[WORK REQUEST] Search each line below for "icon", then return the lines where it appears.

Source data:
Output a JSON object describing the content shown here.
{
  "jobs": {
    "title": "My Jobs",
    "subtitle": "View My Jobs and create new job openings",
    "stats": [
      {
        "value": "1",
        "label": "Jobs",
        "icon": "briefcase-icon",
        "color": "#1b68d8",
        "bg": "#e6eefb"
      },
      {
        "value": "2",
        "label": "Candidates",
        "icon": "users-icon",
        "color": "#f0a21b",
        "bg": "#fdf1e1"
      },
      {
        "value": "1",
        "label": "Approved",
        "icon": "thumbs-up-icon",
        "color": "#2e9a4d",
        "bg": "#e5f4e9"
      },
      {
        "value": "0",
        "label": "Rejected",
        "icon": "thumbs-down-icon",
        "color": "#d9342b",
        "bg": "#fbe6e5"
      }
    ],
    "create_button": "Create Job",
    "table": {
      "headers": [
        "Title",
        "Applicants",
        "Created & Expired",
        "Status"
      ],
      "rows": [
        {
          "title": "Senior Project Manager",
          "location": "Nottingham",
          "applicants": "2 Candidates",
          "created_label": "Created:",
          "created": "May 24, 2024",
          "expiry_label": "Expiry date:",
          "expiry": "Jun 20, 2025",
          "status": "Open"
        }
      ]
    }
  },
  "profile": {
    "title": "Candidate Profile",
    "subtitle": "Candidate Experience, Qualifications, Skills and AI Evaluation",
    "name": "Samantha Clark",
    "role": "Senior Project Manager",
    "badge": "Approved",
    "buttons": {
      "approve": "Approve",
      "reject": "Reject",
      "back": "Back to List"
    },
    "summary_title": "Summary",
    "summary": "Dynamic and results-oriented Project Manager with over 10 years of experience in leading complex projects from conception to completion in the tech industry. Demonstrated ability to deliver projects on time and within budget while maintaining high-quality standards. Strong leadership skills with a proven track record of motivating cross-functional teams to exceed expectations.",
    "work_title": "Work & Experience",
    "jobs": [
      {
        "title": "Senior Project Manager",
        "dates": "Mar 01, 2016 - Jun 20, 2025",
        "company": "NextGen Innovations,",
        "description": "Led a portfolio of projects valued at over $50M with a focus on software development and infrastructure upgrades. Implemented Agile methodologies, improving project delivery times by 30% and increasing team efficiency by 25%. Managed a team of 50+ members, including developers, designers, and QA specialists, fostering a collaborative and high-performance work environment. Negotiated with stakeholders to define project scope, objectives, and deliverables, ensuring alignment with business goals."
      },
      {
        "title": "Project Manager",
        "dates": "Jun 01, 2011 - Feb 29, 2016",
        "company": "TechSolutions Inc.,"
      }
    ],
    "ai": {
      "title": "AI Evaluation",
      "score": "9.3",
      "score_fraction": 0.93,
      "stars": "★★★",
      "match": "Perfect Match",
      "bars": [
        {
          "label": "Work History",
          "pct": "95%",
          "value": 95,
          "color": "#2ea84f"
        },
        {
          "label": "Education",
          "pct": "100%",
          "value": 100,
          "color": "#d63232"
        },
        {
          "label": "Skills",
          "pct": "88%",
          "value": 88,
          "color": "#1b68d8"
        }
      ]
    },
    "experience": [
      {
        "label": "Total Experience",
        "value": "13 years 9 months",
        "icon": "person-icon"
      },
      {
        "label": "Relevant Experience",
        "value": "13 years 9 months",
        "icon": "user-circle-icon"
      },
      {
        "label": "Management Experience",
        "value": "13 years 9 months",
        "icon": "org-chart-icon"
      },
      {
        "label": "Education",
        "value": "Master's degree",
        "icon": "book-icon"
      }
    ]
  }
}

[PROBLEM SOLUTION]
        "icon": "briefcase-icon",
        "icon": "users-icon",
        "icon": "thumbs-up-icon",
        "icon": "thumbs-down-icon",
        "icon": "person-icon"
        "icon": "user-circle-icon"
        "icon": "org-chart-icon"
        "icon": "book-icon"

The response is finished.